A month before, during his last visit to Hyannis Port, Kennedy told his next-door neighbor Larry Newman, “I’m going to get those guys out [of Vietnam] because we’re not going to find ourselves in a war it’s impossible to win.”
Kennedy understood that decisions on Vietnam were far too important to be left to myopic generals. They were still chafing at what they considered Kennedy’s failure in 1962 to seize the moment and obliterate Cuba — and perhaps also the U.S.S.R., while we were at it.
Add Kennedy’s clear desire to work closely (often secretly) with Soviet Premier Nikita Khrushchev in a priority effort to prevent another Cuba-type crisis, and then letting generic “Communists” take over Vietnam – with “dominoes” expected to fall all over the place — and the military brass became convinced they needed to strongly oppose such “appeasement.”
‘Best and Brightest’
And it was not only the generals. Far from it. The “best and the brightest,” first and foremost McGeorge Bundy, Kennedy’s national security adviser, were also opposed to Kennedy’s decision to pull troops out of Vietnam.
Bundy strongly disagreed with the recommendations in the McNamara-Taylor report. He also resisted Kennedy’s frequently expressed doubts that foreign troops, even in large numbers, could prevail in guerrilla war, and Kennedy’s determination never to send combat troops to Vietnam.
Bundy thought he knew better, refusing to believe that the President would ever “let South Vietnam go.” Years later, Bundy’s memoirs defended his views and advice to Kennedy on Vietnam.
However, after McNamara published In Retrospect in 1995, in which he concluded that “we were wrong, terribly wrong” on Vietnam, Bundy went back to the drawing board to rethink his assessment.
Bundy hired a man half his age, Gordon Goldstein, as research assistant to help him on what turned out to be Bundy’s personal quest for the roots of his own mistakes which, for the most part, were the result of hubris, pure and simple.
Early this year, author William Pfaff reviewed what started out as the Bundy Memoir Part II (McGeorge Bundy died in 1996), but ended up as Lessons in Disaster: McGeorge Bundy and the Path to War in Vietnam by Goldstein.

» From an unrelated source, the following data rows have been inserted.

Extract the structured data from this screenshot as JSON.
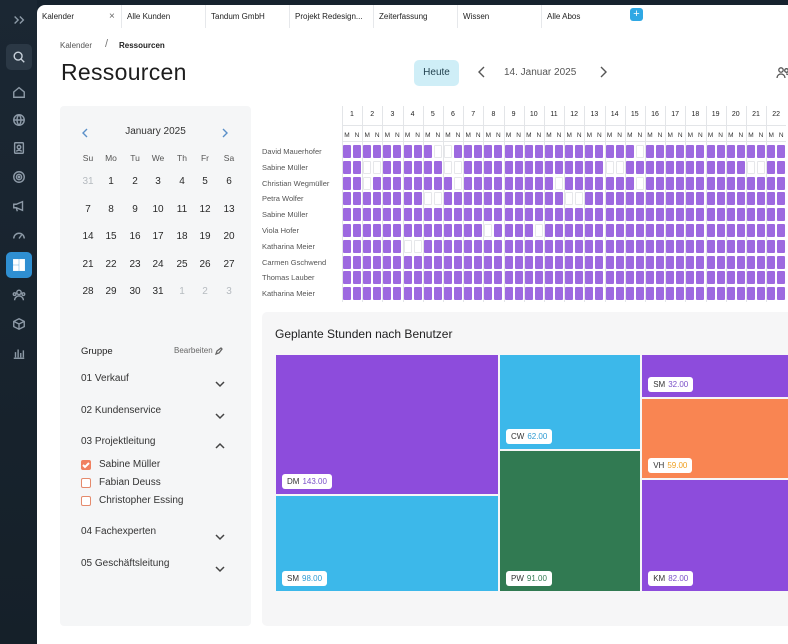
{
  "tabs": [
    "Kalender",
    "Alle Kunden",
    "Tandum GmbH",
    "Projekt Redesign...",
    "Zeiterfassung",
    "Wissen",
    "Alle Abos"
  ],
  "tab_close": "×",
  "tab_add": "+",
  "breadcrumb": {
    "parent": "Kalender",
    "separator": "/",
    "current": "Ressourcen"
  },
  "page_title": "Ressourcen",
  "toolbar": {
    "today_label": "Heute",
    "date": "14. Januar 2025"
  },
  "calendar": {
    "month": "January 2025",
    "weekdays": [
      "Su",
      "Mo",
      "Tu",
      "We",
      "Th",
      "Fr",
      "Sa"
    ],
    "weeks": [
      [
        "31",
        "1",
        "2",
        "3",
        "4",
        "5",
        "6"
      ],
      [
        "7",
        "8",
        "9",
        "10",
        "11",
        "12",
        "13"
      ],
      [
        "14",
        "15",
        "16",
        "17",
        "18",
        "19",
        "20"
      ],
      [
        "21",
        "22",
        "23",
        "24",
        "25",
        "26",
        "27"
      ],
      [
        "28",
        "29",
        "30",
        "31",
        "1",
        "2",
        "3"
      ]
    ]
  },
  "groups": {
    "title": "Gruppe",
    "edit_label": "Bearbeiten",
    "items": [
      {
        "label": "01 Verkauf",
        "expanded": false
      },
      {
        "label": "02 Kundenservice",
        "expanded": false
      },
      {
        "label": "03 Projektleitung",
        "expanded": true,
        "members": [
          {
            "name": "Sabine Müller",
            "checked": true
          },
          {
            "name": "Fabian Deuss",
            "checked": false
          },
          {
            "name": "Christopher Essing",
            "checked": false
          }
        ]
      },
      {
        "label": "04 Fachexperten",
        "expanded": false
      },
      {
        "label": "05 Geschäftsleitung",
        "expanded": false
      }
    ]
  },
  "schedule": {
    "days": [
      "1",
      "2",
      "3",
      "4",
      "5",
      "6",
      "7",
      "8",
      "9",
      "10",
      "11",
      "12",
      "13",
      "14",
      "15",
      "16",
      "17",
      "18",
      "19",
      "20",
      "21",
      "22"
    ],
    "half_labels": [
      "M",
      "N"
    ],
    "employees": [
      {
        "name": "David Mauerhofer",
        "booked": "11111111100111111111111111111011111111111111"
      },
      {
        "name": "Sabine Müller",
        "booked": "11001111110011111111111111001111111111110011"
      },
      {
        "name": "Christian Wegmüller",
        "booked": "11011111111011111111101111111011111111111111"
      },
      {
        "name": "Petra Wolfer",
        "booked": "11111111001111111111110011111111111111111111"
      },
      {
        "name": "Sabine Müller",
        "booked": "11111111111111111111111111111111111111111111"
      },
      {
        "name": "Viola Hofer",
        "booked": "11111111111111011110111111111111111111111111"
      },
      {
        "name": "Katharina Meier",
        "booked": "11111100111111111111111111111111111111111111"
      },
      {
        "name": "Carmen Gschwend",
        "booked": "11111111111111111111111111111111111111111111"
      },
      {
        "name": "Thomas Lauber",
        "booked": "11111111111111111111111111111111111111111111"
      },
      {
        "name": "Katharina Meier",
        "booked": "11111111111111111111111111111111111111111111"
      }
    ],
    "color": "#9d69e0"
  },
  "chart_data": {
    "type": "treemap",
    "title": "Geplante Stunden nach Benutzer",
    "items": [
      {
        "label": "DM",
        "value": 143.0,
        "color": "#8d4cdc"
      },
      {
        "label": "SM",
        "value": 98.0,
        "color": "#3cb8ea"
      },
      {
        "label": "CW",
        "value": 62.0,
        "color": "#3cb8ea"
      },
      {
        "label": "PW",
        "value": 91.0,
        "color": "#317a52"
      },
      {
        "label": "SM",
        "value": 32.0,
        "color": "#8d4cdc"
      },
      {
        "label": "VH",
        "value": 59.0,
        "color": "#f98552"
      },
      {
        "label": "KM",
        "value": 82.0,
        "color": "#8d4cdc"
      }
    ],
    "value_text": [
      "143.00",
      "98.00",
      "62.00",
      "91.00",
      "32.00",
      "59.00",
      "82.00"
    ],
    "label_value_colors": [
      "#7a4fc8",
      "#2e9bd3",
      "#2e9bd3",
      "#317a52",
      "#7a4fc8",
      "#f0a020",
      "#7a4fc8"
    ]
  }
}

In the review, Pfaff highlights Bundy’s pedigree: tops at Groton, professor of government at Harvard and youngest dean of faculty; his mother a Boston Brahmin, his father a diplomat. Pfaff is ruthlessly on point in describing Bundy’s attitude:

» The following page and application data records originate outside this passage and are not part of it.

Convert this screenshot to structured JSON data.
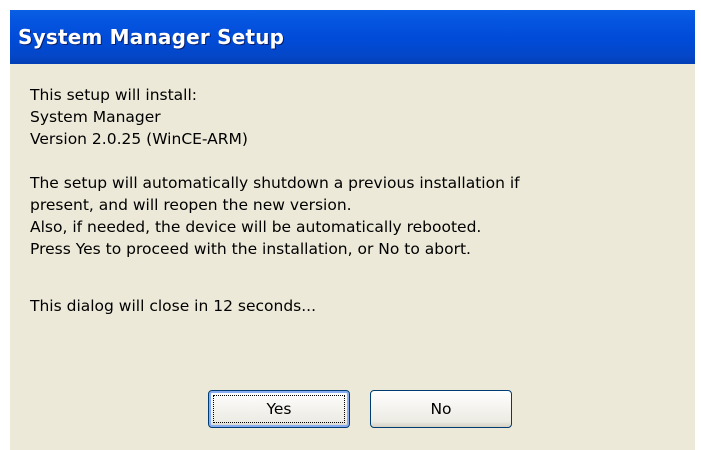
{
  "dialog": {
    "title": "System Manager Setup",
    "lines_block1": [
      "This setup will install:",
      "System Manager",
      "Version 2.0.25 (WinCE-ARM)"
    ],
    "lines_block2": [
      "The setup will automatically shutdown a previous installation if",
      "present, and will reopen the new version.",
      "Also, if needed, the device will be automatically rebooted.",
      "Press Yes to proceed with the installation, or No to abort."
    ],
    "countdown_text": "This dialog will close in 12 seconds...",
    "countdown_seconds": 12,
    "yes_label": "Yes",
    "no_label": "No"
  },
  "colors": {
    "titlebar": "#0054e3",
    "dialog_background": "#ece9d8",
    "title_text": "#ffffff"
  }
}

“American had to ‘win’ in Vietnam because America always wins. America knows better than everyone else because of that intellectual firepower deployed at Harvard and other elite universities. America does not have to know about other people because other people are not worth knowing.
“Goldstein’s decisive clue to why Bundy failed came by accident. He found a note written in 1996, when Bundy was asked what had been most surprising about the war. He answered, ‘the endurance of the enemy.’ Goldstein writes: ‘He didn’t understand the enemy ‘because, frankly, he didn’t think they warranted his attention.’”
The good news for today comes from press reporting that top officials of the Obama administration, including the President, have read Goldstein’s book. Applying Kennedy’s challenge on Vietnam to Obama’s on Afghanistan, a Wall Street Journal report of Oct. 7 noted, “For opponents of a major troop increase … ‘Lessons in Disaster’ encapsulates their concerns about accepting military advice unchallenged.”
Obama Must Decide
There are hints that Obama is more Chicago than Harvard — and that, like Kennedy, he carries casualty figures around in his conscience. His late-night, early-morning appearance at Dover Air Force Base to salute what the Washington Post calls “transfer cases” coming home from the war is, I believe, a telling sign.
Obama knows they are not just “transfer cases.”
This young President, too, is a “clever lad;” he is also a politician. Intellectually, he is surely equipped to understand the March of Folly that would be involved, were he to send substantial additional forces to Afghanistan.
Moreover, Obama is surely aware that the majority of Americans are no longer deceived by the pundits at Fox News. Recent polls show broader and broader popular opposition to sending more troops.
The choice, in my view, is between courage anchored in a determination to do the right thing and cowardice cloaked in the politics of the possible. Let me guess what you’re thinking — “But that’s asking too much of a young President; cowardice is too strong a word; Obama cannot possibly face down the entire military establishment.”
John Kennedy did. So the question is whether Barack Obama is “no Jack Kennedy,” or whether he will summon the courage to stand up to the misguided military brass of today.
We are talking, after all, about thousands more being killed — and for what?
I would suggest to the President that he give another close read to Goldstein’s Lessons in Disaster and then ponder the lessons that leap out of Barbara Tuchman’s The March to Folly: From Troy to Vietnam.
Obama may also wish to ponder the words of W.E.B. Dubois:
“Now is the accepted time, not tomorrow, not some more convenient season. It is today that our best work can be done and not some future day or future year. It is today that we fit ourselves for the greater usefulness of tomorrow.” (Posted by (Bulatlat.com)